AO Example 5 Create a hash-distributed table named “sales” with 100 buckets.

CREATE TABLE sales(id int, profit float)
WITH (bucketnum=100)


The CREATE TABLE command conforms to the SQL standard, with the following exceptions:

  • Temporary Tables — In the SQL standard, temporary tables are defined just once and automatically exist (starting with empty contents) in every session that needs them. HAWQ instead requires each session to issue its own CREATE TEMPORARY TABLE command for each temporary table to be used. This allows different sessions to use the same temporary table name for different purposes, whereas the standard’s approach constrains all instances of a given temporary table name to have the same table structure.

    The standard’s distinction between global and local temporary tables is not in HAWQ. HAWQ will accept the GLOBAL and LOCAL keywords in a temporary table declaration, but they have no effect.

    If the ON COMMIT clause is omitted, the SQL standard specifies that the default behavior as ON COMMIT DELETE ROWS. However, the default behavior in HAWQ is ON COMMIT PRESERVE ROWS. The ON COMMIT DROP option does not exist in the SQL standard.

  • Column Check Constraints — The SQL standard says that CHECK column constraints may only refer to the column they apply to; only CHECK table constraints may refer to multiple columns. HAWQ does not enforce this restriction; it treats column and table check constraints alike.

  • NULL Constraint — The NULL constraint is a HAWQ extension to the SQL standard that is included for compatibility with some other database systems (and for symmetry with the NOT NULL constraint). Since it is the default for any column, its presence is not required.

  • Inheritance — Multiple inheritance via the INHERITS clause is a HAWQ language extension. SQL:1999 and later define single inheritance using a different syntax and different semantics. SQL:1999-style inheritance is not yet supported by HAWQ.

  • Partitioning — Table partitioning via the PARTITION BY clause is a HAWQ language extension.

  • Zero-column tables — HAWQ allows a table of no columns to be created (for example, CREATE TABLE foo();). This is an extension from the SQL standard, which does not allow zero-column tables. Zero-column tables are not in themselves very useful, but disallowing them creates odd special cases for ALTER TABLE DROP COLUMN, so this spec restriction is ignored.

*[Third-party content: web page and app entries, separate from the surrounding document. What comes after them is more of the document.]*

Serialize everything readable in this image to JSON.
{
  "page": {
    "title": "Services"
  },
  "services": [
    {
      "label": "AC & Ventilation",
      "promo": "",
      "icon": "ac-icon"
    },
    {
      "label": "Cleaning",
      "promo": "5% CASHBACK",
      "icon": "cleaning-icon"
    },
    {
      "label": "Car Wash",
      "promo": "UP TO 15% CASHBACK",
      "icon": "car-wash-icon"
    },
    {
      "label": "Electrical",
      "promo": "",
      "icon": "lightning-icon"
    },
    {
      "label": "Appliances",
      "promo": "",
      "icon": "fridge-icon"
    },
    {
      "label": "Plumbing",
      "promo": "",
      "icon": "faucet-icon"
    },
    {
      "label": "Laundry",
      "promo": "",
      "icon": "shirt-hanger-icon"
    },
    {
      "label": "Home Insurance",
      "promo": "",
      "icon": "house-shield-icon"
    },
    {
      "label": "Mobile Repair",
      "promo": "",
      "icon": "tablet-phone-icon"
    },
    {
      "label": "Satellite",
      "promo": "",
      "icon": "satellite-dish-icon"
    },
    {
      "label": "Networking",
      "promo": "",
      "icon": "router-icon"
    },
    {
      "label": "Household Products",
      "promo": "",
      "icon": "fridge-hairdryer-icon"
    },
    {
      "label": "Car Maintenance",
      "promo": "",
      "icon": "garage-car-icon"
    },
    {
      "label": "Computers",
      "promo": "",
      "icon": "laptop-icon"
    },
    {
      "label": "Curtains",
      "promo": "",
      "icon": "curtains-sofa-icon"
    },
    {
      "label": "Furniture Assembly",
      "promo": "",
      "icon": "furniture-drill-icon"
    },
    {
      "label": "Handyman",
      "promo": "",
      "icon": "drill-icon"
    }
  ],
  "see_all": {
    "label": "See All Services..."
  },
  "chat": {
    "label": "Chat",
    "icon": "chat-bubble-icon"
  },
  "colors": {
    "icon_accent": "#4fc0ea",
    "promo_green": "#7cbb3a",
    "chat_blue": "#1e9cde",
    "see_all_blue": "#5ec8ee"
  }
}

  • WITH clause — The WITH clause is an extension; neither storage parameters nor OIDs are in the standard.

  • Tablespaces — The HAWQ concept of tablespaces is not part of the SQL standard. The clauses TABLESPACE and USING INDEX TABLESPACE are extensions.

  • Data Distribution — The HAWQ concept of a parallel or distributed database is not part of the SQL standard. The DISTRIBUTED clauses are extensions.

See Also